Based on Client Openness

Short Restatement of Matching Recommendations

Openness (O) measures openness to new experiences, appreciation of culture and art, imagination, creativity, and rebelliousness. The higher clients are on O, the more their therapy should be provocative, imaginative, involve novel thinking and experiences, focus on self-exploration and discovery, and/or involve paradigm shifts. The lower clients are on O, the more their therapy should be straightforward, practical, symptom focused, educational, and supportive.

Client Assessments

Clients were assessed on the five domains of Neuroticism, Extraversion, Openness, Agreeableness, and Conscientiousness using the NEO Five Factor Inventory, as described in the introduction page to matching using 5-factor personality theory.

Therapist Assessment

Therapists were assessed with two questions, the first of which used the exact wording from the matching recommendation:

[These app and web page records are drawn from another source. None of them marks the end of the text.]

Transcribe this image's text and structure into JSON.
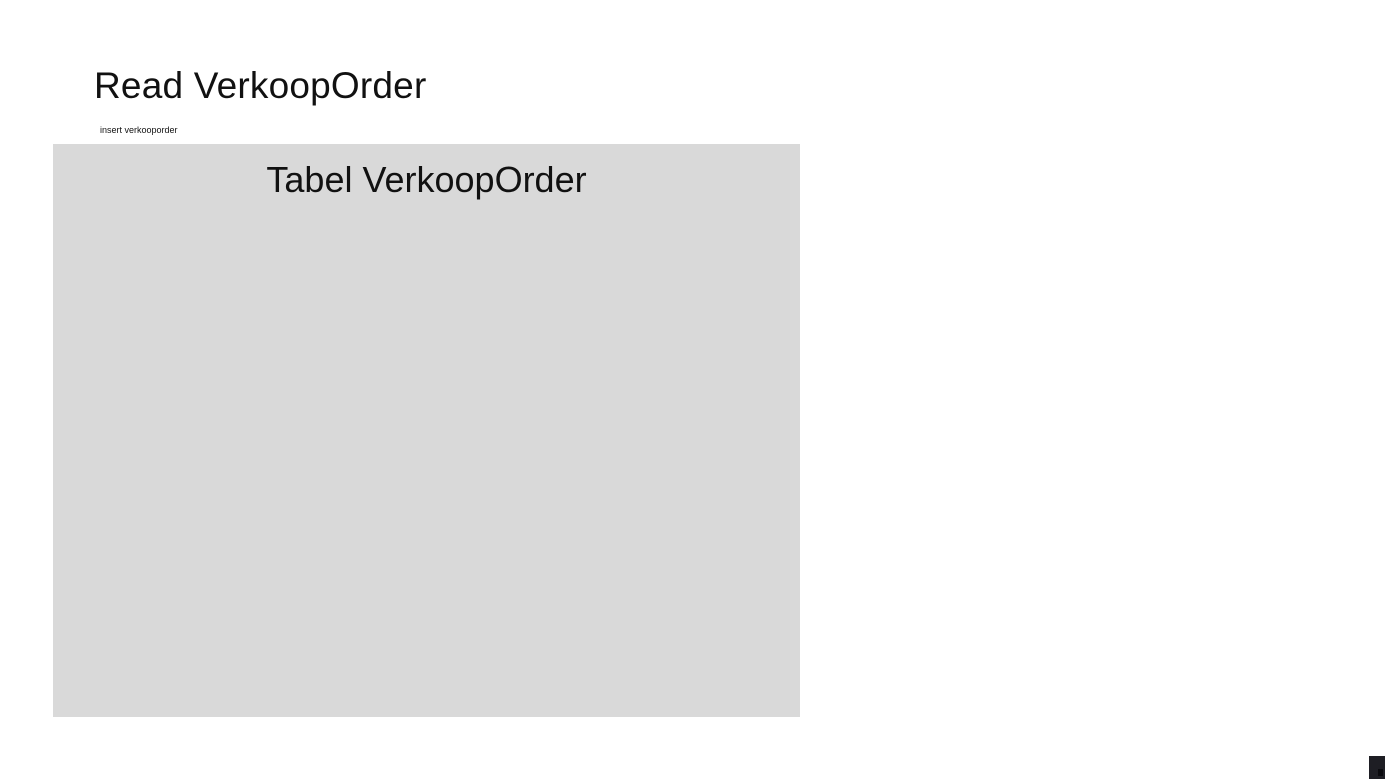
{
  "header": {
    "title": "Read VerkoopOrder"
  },
  "actions": {
    "insert_label": "insert verkooporder"
  },
  "table_panel": {
    "title": "Tabel VerkoopOrder",
    "background_color": "#d9d9d9"
  },
  "corner_widget": {
    "icon": "panel-toggle-icon"
  }
}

  1. To what degree do either of these descriptions describe your therapy? (1 = Straightforward, practical, symptom-focused, educational, and supportive vs. 7 = Provocative, imaginative, involves novel thinking and experiences, focuses on self-exploration and discovery, and/or involves paradigm shifts).
  2. How much does your therapy focus on alleviation of symptoms, vs. on depth (underlying causes of problems)?

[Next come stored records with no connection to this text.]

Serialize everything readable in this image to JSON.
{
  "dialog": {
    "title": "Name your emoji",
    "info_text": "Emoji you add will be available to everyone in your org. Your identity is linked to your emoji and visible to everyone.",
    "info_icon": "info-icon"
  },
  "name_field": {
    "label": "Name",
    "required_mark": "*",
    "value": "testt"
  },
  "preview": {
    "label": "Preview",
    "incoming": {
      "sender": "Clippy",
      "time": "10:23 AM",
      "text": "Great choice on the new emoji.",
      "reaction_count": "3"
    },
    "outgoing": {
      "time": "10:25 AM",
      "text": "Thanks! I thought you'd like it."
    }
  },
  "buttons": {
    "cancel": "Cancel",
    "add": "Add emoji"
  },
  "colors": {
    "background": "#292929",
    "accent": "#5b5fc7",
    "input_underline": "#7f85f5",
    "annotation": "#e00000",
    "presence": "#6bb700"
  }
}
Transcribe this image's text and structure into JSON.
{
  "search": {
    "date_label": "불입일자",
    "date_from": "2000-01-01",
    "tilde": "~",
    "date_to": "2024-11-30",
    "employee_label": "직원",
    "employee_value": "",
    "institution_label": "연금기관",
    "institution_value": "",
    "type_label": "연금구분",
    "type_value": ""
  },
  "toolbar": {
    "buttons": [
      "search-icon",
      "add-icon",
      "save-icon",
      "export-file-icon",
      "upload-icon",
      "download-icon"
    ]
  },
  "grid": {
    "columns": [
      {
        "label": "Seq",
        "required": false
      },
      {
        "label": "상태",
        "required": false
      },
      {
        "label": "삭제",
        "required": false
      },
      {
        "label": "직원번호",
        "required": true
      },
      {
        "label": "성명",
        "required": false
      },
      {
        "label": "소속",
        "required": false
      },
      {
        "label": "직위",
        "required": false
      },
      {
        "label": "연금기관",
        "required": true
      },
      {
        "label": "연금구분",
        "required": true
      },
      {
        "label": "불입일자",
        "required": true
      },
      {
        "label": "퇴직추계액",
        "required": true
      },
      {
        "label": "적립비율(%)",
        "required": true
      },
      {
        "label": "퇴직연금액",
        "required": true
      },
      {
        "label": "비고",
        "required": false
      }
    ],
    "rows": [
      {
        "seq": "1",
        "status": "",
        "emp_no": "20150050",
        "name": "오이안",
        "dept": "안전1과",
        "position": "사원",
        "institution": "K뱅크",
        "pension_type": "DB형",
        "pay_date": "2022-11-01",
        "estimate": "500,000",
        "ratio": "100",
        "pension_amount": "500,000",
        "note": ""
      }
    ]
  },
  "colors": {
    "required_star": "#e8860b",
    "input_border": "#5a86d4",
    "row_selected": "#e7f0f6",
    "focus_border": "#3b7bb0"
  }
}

Future Use of Openness for Matching

Results of Study: Client Assessment

For all clients, including pilot testers, on a scale of 1-5, Openness had a mean of 4.17 (sd = 0.58). This is an extremely high mean, with an extremely small standard deviation. This result could be because all of the clients in this study lived in Marin County, California, which might be the Openness capital of the world.

Results of Study: Therapist Assessment

Question 1 is obviously the most important for this criterion, since it uses the direct words from the matching recommendation. For all therapists in the study, the mean was 4.97, with sd = 1.87. The standard deviation is reasonably high, but the mean is higher than desired. Because standard deviations are so sensitive to outliers, the high standard deviation is not as meaningful as if the mean were lower. If possible, this question should be separated into components and somewhat reworded to try to reduce the positive connotations on the side of "imaginative," "novel," and "paradigm shifts," which seem more positive than "straightforward" and "practical." The second question had a mean of 4.55, which was closer to the exact middle, but probably still needs some rewriting.

Results of Study: Matching Success

There was some quantitative and qualitative support from the study supporting this matching criterion.

The Next Step for Matching Based on Openness

It would definitely be worth trying this matching criterion again with improved assessments. As explained above, the therapist assessments should be rewritten and expanded. A major problem in the study was that the levels of client Openness were so high. If client levels of openness are this high in areas other than Marin County, California, perhaps the matching recommendation should be slanted toward a higher mean, by considering anything under 4 as low and only 5 as high. This should be tested by future studies.